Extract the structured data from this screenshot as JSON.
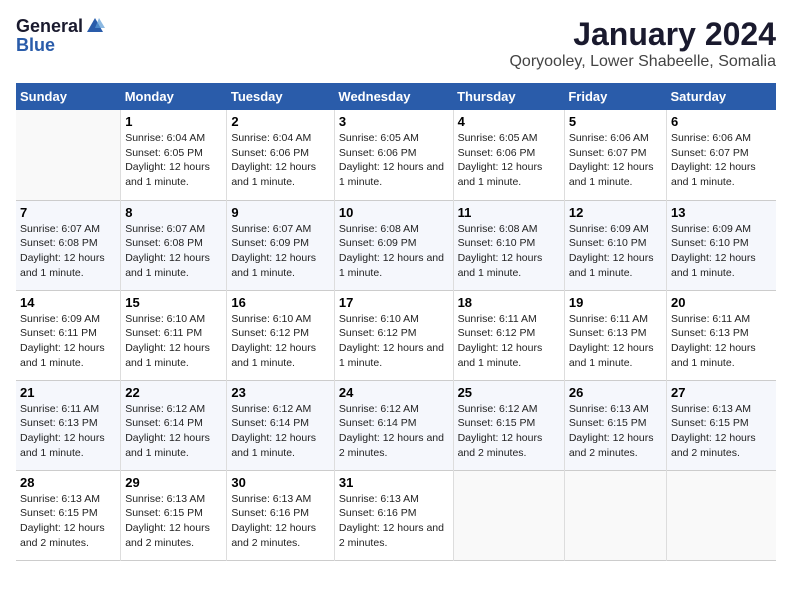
{
  "logo": {
    "general": "General",
    "blue": "Blue"
  },
  "title": "January 2024",
  "subtitle": "Qoryooley, Lower Shabeelle, Somalia",
  "days_of_week": [
    "Sunday",
    "Monday",
    "Tuesday",
    "Wednesday",
    "Thursday",
    "Friday",
    "Saturday"
  ],
  "weeks": [
    [
      {
        "day": "",
        "sunrise": "",
        "sunset": "",
        "daylight": ""
      },
      {
        "day": "1",
        "sunrise": "6:04 AM",
        "sunset": "6:05 PM",
        "daylight": "12 hours and 1 minute."
      },
      {
        "day": "2",
        "sunrise": "6:04 AM",
        "sunset": "6:06 PM",
        "daylight": "12 hours and 1 minute."
      },
      {
        "day": "3",
        "sunrise": "6:05 AM",
        "sunset": "6:06 PM",
        "daylight": "12 hours and 1 minute."
      },
      {
        "day": "4",
        "sunrise": "6:05 AM",
        "sunset": "6:06 PM",
        "daylight": "12 hours and 1 minute."
      },
      {
        "day": "5",
        "sunrise": "6:06 AM",
        "sunset": "6:07 PM",
        "daylight": "12 hours and 1 minute."
      },
      {
        "day": "6",
        "sunrise": "6:06 AM",
        "sunset": "6:07 PM",
        "daylight": "12 hours and 1 minute."
      }
    ],
    [
      {
        "day": "7",
        "sunrise": "6:07 AM",
        "sunset": "6:08 PM",
        "daylight": "12 hours and 1 minute."
      },
      {
        "day": "8",
        "sunrise": "6:07 AM",
        "sunset": "6:08 PM",
        "daylight": "12 hours and 1 minute."
      },
      {
        "day": "9",
        "sunrise": "6:07 AM",
        "sunset": "6:09 PM",
        "daylight": "12 hours and 1 minute."
      },
      {
        "day": "10",
        "sunrise": "6:08 AM",
        "sunset": "6:09 PM",
        "daylight": "12 hours and 1 minute."
      },
      {
        "day": "11",
        "sunrise": "6:08 AM",
        "sunset": "6:10 PM",
        "daylight": "12 hours and 1 minute."
      },
      {
        "day": "12",
        "sunrise": "6:09 AM",
        "sunset": "6:10 PM",
        "daylight": "12 hours and 1 minute."
      },
      {
        "day": "13",
        "sunrise": "6:09 AM",
        "sunset": "6:10 PM",
        "daylight": "12 hours and 1 minute."
      }
    ],
    [
      {
        "day": "14",
        "sunrise": "6:09 AM",
        "sunset": "6:11 PM",
        "daylight": "12 hours and 1 minute."
      },
      {
        "day": "15",
        "sunrise": "6:10 AM",
        "sunset": "6:11 PM",
        "daylight": "12 hours and 1 minute."
      },
      {
        "day": "16",
        "sunrise": "6:10 AM",
        "sunset": "6:12 PM",
        "daylight": "12 hours and 1 minute."
      },
      {
        "day": "17",
        "sunrise": "6:10 AM",
        "sunset": "6:12 PM",
        "daylight": "12 hours and 1 minute."
      },
      {
        "day": "18",
        "sunrise": "6:11 AM",
        "sunset": "6:12 PM",
        "daylight": "12 hours and 1 minute."
      },
      {
        "day": "19",
        "sunrise": "6:11 AM",
        "sunset": "6:13 PM",
        "daylight": "12 hours and 1 minute."
      },
      {
        "day": "20",
        "sunrise": "6:11 AM",
        "sunset": "6:13 PM",
        "daylight": "12 hours and 1 minute."
      }
    ],
    [
      {
        "day": "21",
        "sunrise": "6:11 AM",
        "sunset": "6:13 PM",
        "daylight": "12 hours and 1 minute."
      },
      {
        "day": "22",
        "sunrise": "6:12 AM",
        "sunset": "6:14 PM",
        "daylight": "12 hours and 1 minute."
      },
      {
        "day": "23",
        "sunrise": "6:12 AM",
        "sunset": "6:14 PM",
        "daylight": "12 hours and 1 minute."
      },
      {
        "day": "24",
        "sunrise": "6:12 AM",
        "sunset": "6:14 PM",
        "daylight": "12 hours and 2 minutes."
      },
      {
        "day": "25",
        "sunrise": "6:12 AM",
        "sunset": "6:15 PM",
        "daylight": "12 hours and 2 minutes."
      },
      {
        "day": "26",
        "sunrise": "6:13 AM",
        "sunset": "6:15 PM",
        "daylight": "12 hours and 2 minutes."
      },
      {
        "day": "27",
        "sunrise": "6:13 AM",
        "sunset": "6:15 PM",
        "daylight": "12 hours and 2 minutes."
      }
    ],
    [
      {
        "day": "28",
        "sunrise": "6:13 AM",
        "sunset": "6:15 PM",
        "daylight": "12 hours and 2 minutes."
      },
      {
        "day": "29",
        "sunrise": "6:13 AM",
        "sunset": "6:15 PM",
        "daylight": "12 hours and 2 minutes."
      },
      {
        "day": "30",
        "sunrise": "6:13 AM",
        "sunset": "6:16 PM",
        "daylight": "12 hours and 2 minutes."
      },
      {
        "day": "31",
        "sunrise": "6:13 AM",
        "sunset": "6:16 PM",
        "daylight": "12 hours and 2 minutes."
      },
      {
        "day": "",
        "sunrise": "",
        "sunset": "",
        "daylight": ""
      },
      {
        "day": "",
        "sunrise": "",
        "sunset": "",
        "daylight": ""
      },
      {
        "day": "",
        "sunrise": "",
        "sunset": "",
        "daylight": ""
      }
    ]
  ],
  "labels": {
    "sunrise_prefix": "Sunrise: ",
    "sunset_prefix": "Sunset: ",
    "daylight_prefix": "Daylight: "
  }
}
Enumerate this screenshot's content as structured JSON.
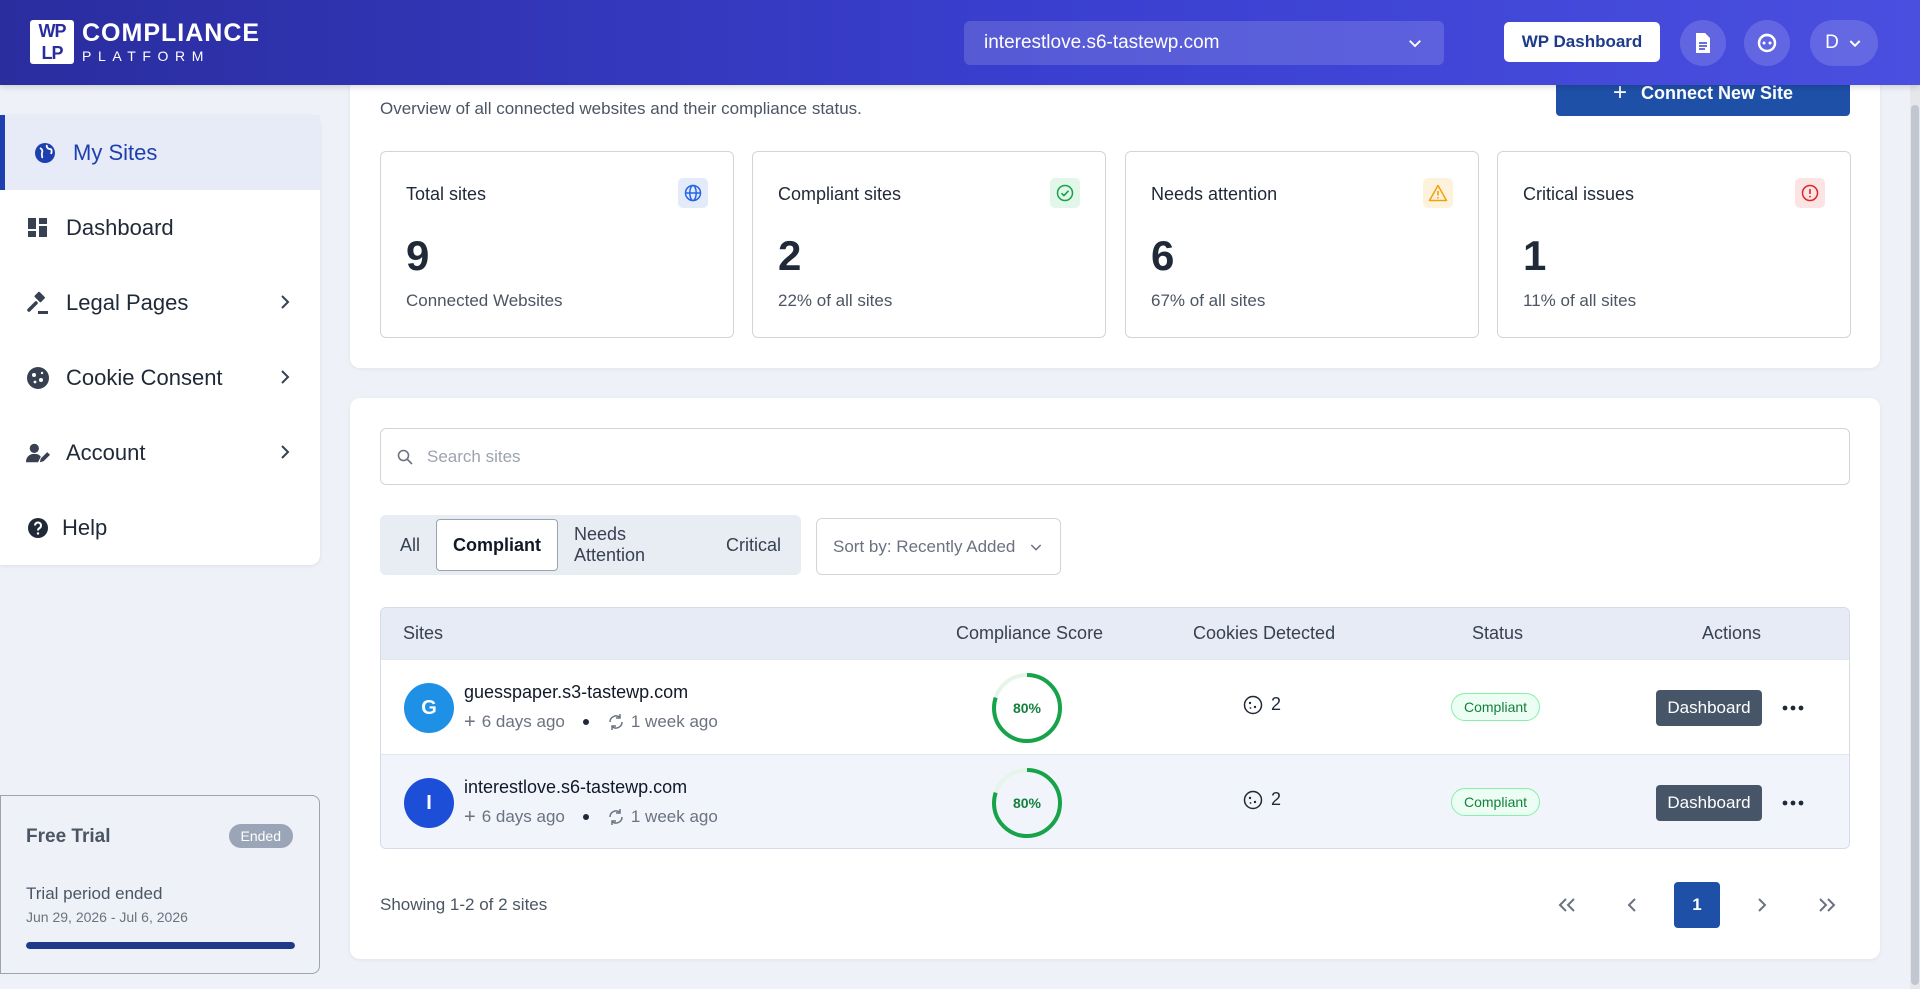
{
  "header": {
    "logo_mark": [
      "WP",
      "LP"
    ],
    "logo_line1": "COMPLIANCE",
    "logo_line2": "PLATFORM",
    "site_selector": "interestlove.s6-tastewp.com",
    "wp_dashboard_label": "WP Dashboard",
    "user_initial": "D"
  },
  "sidebar": {
    "items": [
      {
        "label": "My Sites",
        "icon": "globe-icon",
        "active": true
      },
      {
        "label": "Dashboard",
        "icon": "dashboard-icon"
      },
      {
        "label": "Legal Pages",
        "icon": "gavel-icon",
        "has_submenu": true
      },
      {
        "label": "Cookie Consent",
        "icon": "cookie-icon",
        "has_submenu": true
      },
      {
        "label": "Account",
        "icon": "user-edit-icon",
        "has_submenu": true
      },
      {
        "label": "Help",
        "icon": "help-icon"
      }
    ],
    "trial": {
      "title": "Free Trial",
      "badge": "Ended",
      "status": "Trial period ended",
      "dates": "Jun 29, 2026 - Jul 6, 2026",
      "progress": 1.0
    }
  },
  "main": {
    "subtitle": "Overview of all connected websites and their compliance status.",
    "connect_label": "Connect New Site",
    "stats": [
      {
        "label": "Total sites",
        "value": "9",
        "note": "Connected Websites",
        "icon": "globe-icon",
        "color": "#2563eb"
      },
      {
        "label": "Compliant sites",
        "value": "2",
        "note": "22% of all sites",
        "icon": "check-circle-icon",
        "color": "#16a34a"
      },
      {
        "label": "Needs attention",
        "value": "6",
        "note": "67% of all sites",
        "icon": "warning-icon",
        "color": "#f59e0b"
      },
      {
        "label": "Critical issues",
        "value": "1",
        "note": "11% of all sites",
        "icon": "alert-circle-icon",
        "color": "#dc2626"
      }
    ],
    "search_placeholder": "Search sites",
    "filters": [
      "All",
      "Compliant",
      "Needs Attention",
      "Critical"
    ],
    "active_filter": "Compliant",
    "sort_label": "Sort by: Recently Added",
    "table": {
      "headers": [
        "Sites",
        "Compliance Score",
        "Cookies Detected",
        "Status",
        "Actions"
      ],
      "rows": [
        {
          "initial": "G",
          "avatar_color": "#1e90e6",
          "name": "guesspaper.s3-tastewp.com",
          "added": "6 days ago",
          "synced": "1 week ago",
          "score": 80,
          "score_label": "80%",
          "cookies": "2",
          "status": "Compliant",
          "action": "Dashboard"
        },
        {
          "initial": "I",
          "avatar_color": "#1d4ed8",
          "name": "interestlove.s6-tastewp.com",
          "added": "6 days ago",
          "synced": "1 week ago",
          "score": 80,
          "score_label": "80%",
          "cookies": "2",
          "status": "Compliant",
          "action": "Dashboard"
        }
      ]
    },
    "showing": "Showing 1-2 of 2 sites",
    "current_page": "1"
  }
}
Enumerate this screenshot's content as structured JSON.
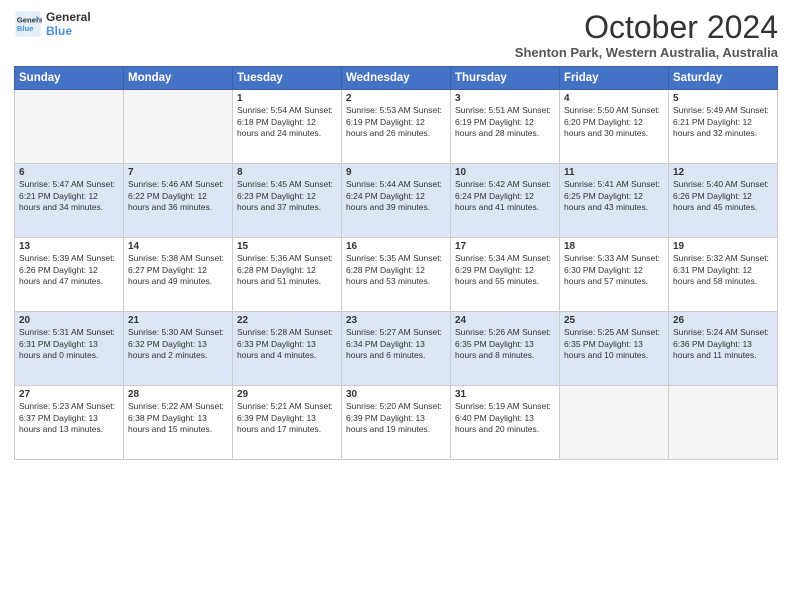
{
  "header": {
    "logo_line1": "General",
    "logo_line2": "Blue",
    "month": "October 2024",
    "location": "Shenton Park, Western Australia, Australia"
  },
  "weekdays": [
    "Sunday",
    "Monday",
    "Tuesday",
    "Wednesday",
    "Thursday",
    "Friday",
    "Saturday"
  ],
  "weeks": [
    [
      {
        "day": "",
        "info": ""
      },
      {
        "day": "",
        "info": ""
      },
      {
        "day": "1",
        "info": "Sunrise: 5:54 AM\nSunset: 6:18 PM\nDaylight: 12 hours and 24 minutes."
      },
      {
        "day": "2",
        "info": "Sunrise: 5:53 AM\nSunset: 6:19 PM\nDaylight: 12 hours and 26 minutes."
      },
      {
        "day": "3",
        "info": "Sunrise: 5:51 AM\nSunset: 6:19 PM\nDaylight: 12 hours and 28 minutes."
      },
      {
        "day": "4",
        "info": "Sunrise: 5:50 AM\nSunset: 6:20 PM\nDaylight: 12 hours and 30 minutes."
      },
      {
        "day": "5",
        "info": "Sunrise: 5:49 AM\nSunset: 6:21 PM\nDaylight: 12 hours and 32 minutes."
      }
    ],
    [
      {
        "day": "6",
        "info": "Sunrise: 5:47 AM\nSunset: 6:21 PM\nDaylight: 12 hours and 34 minutes."
      },
      {
        "day": "7",
        "info": "Sunrise: 5:46 AM\nSunset: 6:22 PM\nDaylight: 12 hours and 36 minutes."
      },
      {
        "day": "8",
        "info": "Sunrise: 5:45 AM\nSunset: 6:23 PM\nDaylight: 12 hours and 37 minutes."
      },
      {
        "day": "9",
        "info": "Sunrise: 5:44 AM\nSunset: 6:24 PM\nDaylight: 12 hours and 39 minutes."
      },
      {
        "day": "10",
        "info": "Sunrise: 5:42 AM\nSunset: 6:24 PM\nDaylight: 12 hours and 41 minutes."
      },
      {
        "day": "11",
        "info": "Sunrise: 5:41 AM\nSunset: 6:25 PM\nDaylight: 12 hours and 43 minutes."
      },
      {
        "day": "12",
        "info": "Sunrise: 5:40 AM\nSunset: 6:26 PM\nDaylight: 12 hours and 45 minutes."
      }
    ],
    [
      {
        "day": "13",
        "info": "Sunrise: 5:39 AM\nSunset: 6:26 PM\nDaylight: 12 hours and 47 minutes."
      },
      {
        "day": "14",
        "info": "Sunrise: 5:38 AM\nSunset: 6:27 PM\nDaylight: 12 hours and 49 minutes."
      },
      {
        "day": "15",
        "info": "Sunrise: 5:36 AM\nSunset: 6:28 PM\nDaylight: 12 hours and 51 minutes."
      },
      {
        "day": "16",
        "info": "Sunrise: 5:35 AM\nSunset: 6:28 PM\nDaylight: 12 hours and 53 minutes."
      },
      {
        "day": "17",
        "info": "Sunrise: 5:34 AM\nSunset: 6:29 PM\nDaylight: 12 hours and 55 minutes."
      },
      {
        "day": "18",
        "info": "Sunrise: 5:33 AM\nSunset: 6:30 PM\nDaylight: 12 hours and 57 minutes."
      },
      {
        "day": "19",
        "info": "Sunrise: 5:32 AM\nSunset: 6:31 PM\nDaylight: 12 hours and 58 minutes."
      }
    ],
    [
      {
        "day": "20",
        "info": "Sunrise: 5:31 AM\nSunset: 6:31 PM\nDaylight: 13 hours and 0 minutes."
      },
      {
        "day": "21",
        "info": "Sunrise: 5:30 AM\nSunset: 6:32 PM\nDaylight: 13 hours and 2 minutes."
      },
      {
        "day": "22",
        "info": "Sunrise: 5:28 AM\nSunset: 6:33 PM\nDaylight: 13 hours and 4 minutes."
      },
      {
        "day": "23",
        "info": "Sunrise: 5:27 AM\nSunset: 6:34 PM\nDaylight: 13 hours and 6 minutes."
      },
      {
        "day": "24",
        "info": "Sunrise: 5:26 AM\nSunset: 6:35 PM\nDaylight: 13 hours and 8 minutes."
      },
      {
        "day": "25",
        "info": "Sunrise: 5:25 AM\nSunset: 6:35 PM\nDaylight: 13 hours and 10 minutes."
      },
      {
        "day": "26",
        "info": "Sunrise: 5:24 AM\nSunset: 6:36 PM\nDaylight: 13 hours and 11 minutes."
      }
    ],
    [
      {
        "day": "27",
        "info": "Sunrise: 5:23 AM\nSunset: 6:37 PM\nDaylight: 13 hours and 13 minutes."
      },
      {
        "day": "28",
        "info": "Sunrise: 5:22 AM\nSunset: 6:38 PM\nDaylight: 13 hours and 15 minutes."
      },
      {
        "day": "29",
        "info": "Sunrise: 5:21 AM\nSunset: 6:39 PM\nDaylight: 13 hours and 17 minutes."
      },
      {
        "day": "30",
        "info": "Sunrise: 5:20 AM\nSunset: 6:39 PM\nDaylight: 13 hours and 19 minutes."
      },
      {
        "day": "31",
        "info": "Sunrise: 5:19 AM\nSunset: 6:40 PM\nDaylight: 13 hours and 20 minutes."
      },
      {
        "day": "",
        "info": ""
      },
      {
        "day": "",
        "info": ""
      }
    ]
  ]
}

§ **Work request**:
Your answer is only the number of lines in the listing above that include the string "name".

§ **Solved exercise**:
2